In the late 1990s, when Robin Chase and her co-founders started testing names for what would become the car-sharing network Zipcar, they quickly learned to avoid the word "sharing." "Every one that had the word 'share' in it," she says, "about 40 percent of the people hated. They thought, 'It's going to be dirty -- crummy -- like the 1960s, and I'm going to have to wait.' Imagine if hotels were called bed-sharing."
Open source technology companies problems faced a similar marketing challenge early on, and still wrestle with the issue even as open source solutions reach ubiquity. It's getting better, people seem to "get it" a little better than they used to, but it surprises everyone who has to deal with it how sticky a problem it continues to be.

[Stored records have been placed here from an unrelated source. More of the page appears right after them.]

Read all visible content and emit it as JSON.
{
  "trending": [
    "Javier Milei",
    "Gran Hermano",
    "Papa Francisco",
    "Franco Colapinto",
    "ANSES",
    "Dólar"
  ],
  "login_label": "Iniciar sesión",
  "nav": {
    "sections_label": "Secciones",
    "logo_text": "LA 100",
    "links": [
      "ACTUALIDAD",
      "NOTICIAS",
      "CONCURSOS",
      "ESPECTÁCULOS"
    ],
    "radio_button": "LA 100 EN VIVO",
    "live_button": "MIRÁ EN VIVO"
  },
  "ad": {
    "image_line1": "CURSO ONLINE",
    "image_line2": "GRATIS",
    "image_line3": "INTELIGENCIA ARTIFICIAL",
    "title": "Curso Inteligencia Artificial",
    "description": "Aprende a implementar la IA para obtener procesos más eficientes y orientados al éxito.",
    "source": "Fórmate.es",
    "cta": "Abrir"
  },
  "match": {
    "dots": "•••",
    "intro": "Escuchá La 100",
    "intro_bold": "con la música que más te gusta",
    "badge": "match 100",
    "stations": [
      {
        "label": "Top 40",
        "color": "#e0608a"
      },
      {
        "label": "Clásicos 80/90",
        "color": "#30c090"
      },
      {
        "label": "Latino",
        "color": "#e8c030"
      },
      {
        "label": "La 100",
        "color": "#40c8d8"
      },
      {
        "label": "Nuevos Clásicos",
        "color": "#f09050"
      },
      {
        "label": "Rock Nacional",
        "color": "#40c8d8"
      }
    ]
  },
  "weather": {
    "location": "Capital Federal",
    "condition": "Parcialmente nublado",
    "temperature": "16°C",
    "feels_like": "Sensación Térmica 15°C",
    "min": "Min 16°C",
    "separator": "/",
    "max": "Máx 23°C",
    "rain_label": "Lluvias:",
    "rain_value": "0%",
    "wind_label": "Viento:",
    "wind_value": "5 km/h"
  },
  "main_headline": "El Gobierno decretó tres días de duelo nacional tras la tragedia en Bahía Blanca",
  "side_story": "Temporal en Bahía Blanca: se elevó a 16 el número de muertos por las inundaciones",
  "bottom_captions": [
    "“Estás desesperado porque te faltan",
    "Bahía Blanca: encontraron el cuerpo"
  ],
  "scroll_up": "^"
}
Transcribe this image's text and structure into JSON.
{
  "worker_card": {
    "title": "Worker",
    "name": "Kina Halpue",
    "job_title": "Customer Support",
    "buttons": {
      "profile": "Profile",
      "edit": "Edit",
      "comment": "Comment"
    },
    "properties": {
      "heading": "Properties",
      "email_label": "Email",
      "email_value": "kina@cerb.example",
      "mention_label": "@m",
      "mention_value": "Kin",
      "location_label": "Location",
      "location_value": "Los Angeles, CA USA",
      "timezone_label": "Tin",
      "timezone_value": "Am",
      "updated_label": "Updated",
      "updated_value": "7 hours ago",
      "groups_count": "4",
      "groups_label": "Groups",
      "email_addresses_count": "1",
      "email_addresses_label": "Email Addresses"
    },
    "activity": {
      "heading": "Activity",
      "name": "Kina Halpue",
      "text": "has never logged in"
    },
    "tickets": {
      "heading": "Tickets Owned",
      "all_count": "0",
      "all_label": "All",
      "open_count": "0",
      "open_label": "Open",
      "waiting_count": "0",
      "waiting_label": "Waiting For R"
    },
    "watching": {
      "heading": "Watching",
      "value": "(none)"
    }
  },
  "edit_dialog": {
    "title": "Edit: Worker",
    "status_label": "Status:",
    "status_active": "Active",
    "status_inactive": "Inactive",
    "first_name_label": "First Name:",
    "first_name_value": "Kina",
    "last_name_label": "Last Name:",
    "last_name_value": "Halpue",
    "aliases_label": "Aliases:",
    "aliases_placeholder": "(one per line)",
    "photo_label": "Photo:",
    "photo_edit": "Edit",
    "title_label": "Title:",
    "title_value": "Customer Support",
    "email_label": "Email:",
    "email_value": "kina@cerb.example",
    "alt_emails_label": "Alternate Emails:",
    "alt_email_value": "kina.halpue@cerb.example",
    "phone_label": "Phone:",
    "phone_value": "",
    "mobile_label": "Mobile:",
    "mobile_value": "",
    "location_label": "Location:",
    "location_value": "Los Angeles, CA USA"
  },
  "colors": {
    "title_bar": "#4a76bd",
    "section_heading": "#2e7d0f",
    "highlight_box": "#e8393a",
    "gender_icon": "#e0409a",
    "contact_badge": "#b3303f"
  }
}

One approach is to talk about how sharing makes you stronger. This happens to be demonstrably true when you're talking about software development. And who's going to object to notion of sharing, it's value is established in childhood, and is universally understood to be a virtue. But if it sometimes gives people an uh-oh feeling, and they just aren't that into it, what is someone who's charged with communicating on behalf of an open source company or project supposed to do?
Why are people wary of sharing?